Mr. van Schalkwyk accuses Mr. Leon of sidelining not just him, but his party's non-white members, who, he says, don't feel adequately represented by the governing African National Congress. "Let us put it quite bluntly, and put it on the table. The black majority has used their democratic right in governing the country," said Marthinus van Schalkwyk. "The ANC is the vehicle for that. The white and the colored communities are excluded. They are becoming [more] alienated by the day. They feel that this is not their country. What the DP has done is they have reduced the voice of the opposition to simply an angry white voice."
The Democratic Alliance, which is led by Mr. Leon, has been trying to attract more black voters in the townships and rural areas. Support for the party has grown among former ANC backers, who have become disillusioned with the ruling party.
But the Democratic Alliance remains a fairly minor force in national politics. It does, however, rule the Western Cape province and the city of Cape Town, where the colored community is the largest single voting group.
The question now is what happens to that province? Public support is believed to be evenly divided between the NNP and the ANC, with neither party having enough support to rule on its own.
The answer may be a coalition government between the ANC and the NNP. Mr. van Schalkwyk has openly said he would like to enter into some kind of agreement with his former rivals.
The leader of the ANC in the Western Cape, Ibrahim Rasool, is a little more circumspect. He spoke to South African state radio. "The ANC needs to weigh up the pros and cons of any relationship to fill the political vacuum that exists," he said. "And I think that we would want to take our time and not rush into a marriage, because the DA's death was the result of rushing into a desperate marriage between the DP and the NNP."
The marriage looks set to go ahead, though. The ANC says it plans to pass legislation that will allow elected officials to cross party lines, without losing their jobs.

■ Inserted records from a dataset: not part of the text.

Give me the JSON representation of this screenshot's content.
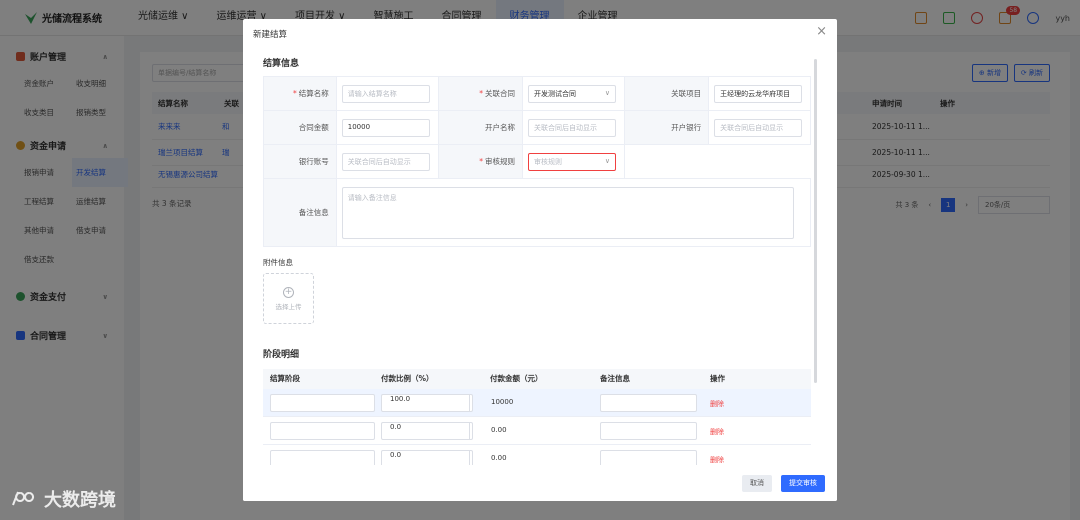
{
  "app": {
    "name": "光储流程系统",
    "user": "yyh",
    "notification_count": "58"
  },
  "nav": [
    "光储运维 ∨",
    "运维运营 ∨",
    "项目开发 ∨",
    "智慧施工",
    "合同管理",
    "财务管理",
    "企业管理"
  ],
  "sidebar": {
    "groups": [
      {
        "label": "账户管理",
        "items": [
          "资金账户",
          "收支明细",
          "收支类目",
          "报销类型"
        ]
      },
      {
        "label": "资金申请",
        "items": [
          "报销申请",
          "开发结算",
          "工程结算",
          "运维结算",
          "其他申请",
          "借支申请",
          "借支还款"
        ]
      },
      {
        "label": "资金支付",
        "items": []
      },
      {
        "label": "合同管理",
        "items": []
      }
    ]
  },
  "main": {
    "search_placeholder": "单据编号/结算名称",
    "btn_add": "⊕ 新增",
    "btn_refresh": "⟳ 刷新",
    "columns": [
      "结算名称",
      "关联",
      "申请时间",
      "操作"
    ],
    "rows": [
      {
        "name": "来来来",
        "rel": "和",
        "time": "2025-10-11 1..."
      },
      {
        "name": "瑞兰项目结算",
        "rel": "瑞",
        "time": "2025-10-11 1..."
      },
      {
        "name": "无锡惠源公司结算",
        "rel": "",
        "time": "2025-09-30 1..."
      }
    ],
    "total": "共 3 条记录",
    "pager": {
      "total": "共 3 条",
      "page": "1",
      "size": "20条/页"
    }
  },
  "modal": {
    "title": "新建结算",
    "section_info": "结算信息",
    "fields": {
      "name_label": "结算名称",
      "name_placeholder": "请输入结算名称",
      "contract_label": "关联合同",
      "contract_value": "开发测试合同",
      "project_label": "关联项目",
      "project_value": "王经理的云龙华府项目",
      "amount_label": "合同金额",
      "amount_value": "10000",
      "account_name_label": "开户名称",
      "account_name_placeholder": "关联合同后自动显示",
      "bank_label": "开户银行",
      "bank_placeholder": "关联合同后自动显示",
      "bank_no_label": "银行账号",
      "bank_no_placeholder": "关联合同后自动显示",
      "rule_label": "审核规则",
      "rule_placeholder": "审核规则",
      "remark_label": "备注信息",
      "remark_placeholder": "请输入备注信息"
    },
    "attach_label": "附件信息",
    "upload_label": "选择上传",
    "section_stage": "阶段明细",
    "stage_columns": [
      "结算阶段",
      "付款比例（%）",
      "付款金额（元）",
      "备注信息",
      "操作"
    ],
    "stages": [
      {
        "ratio": "100.0",
        "amount": "10000",
        "action": "删除"
      },
      {
        "ratio": "0.0",
        "amount": "0.00",
        "action": "删除"
      },
      {
        "ratio": "0.0",
        "amount": "0.00",
        "action": "删除"
      }
    ],
    "btn_cancel": "取消",
    "btn_submit": "提交审核"
  },
  "watermark": "大数跨境"
}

That means anybody elected under the DA banner will be able to leave the group with the NNP.
Mr. Friedman of the Center for Policy Studies believes the ANC will join some sort of alliance with the New National Party in the Western Cape. But he says that coalition would likely be a product of political expediency rather than ideology.
He says there are likely to be many in the ANC who are wary of working with the New National Party because of its past. But there are others, he says, who resent the Democratic Party - and Mr. Leon in particular - even more.
Mr. Friedman believes the split in the DA is not as catastrophic for opposition politics as local media have been portraying it. He says, when voters go to the polls, they will still have the same basic choice on the ballots. "Perhaps the only setback for multi-partyism is that you won't have an entirely opposition-controlled province," he said. "That is a setback. I think one must be honest about that. Obviously, if you have opposition parties with the power base of a province under their control, that does act as a check and balance."
Mr. Friedman believes this is the gradual extinction of the New National Party. He says if there is an alliance, the ANC will probably gradually swallow its partner.
Deep in his heart, Mr. van Schalkwyk may believe that too. He has admitted the future of South Africa's opposition is likely to come from the left of the ANC, not the right.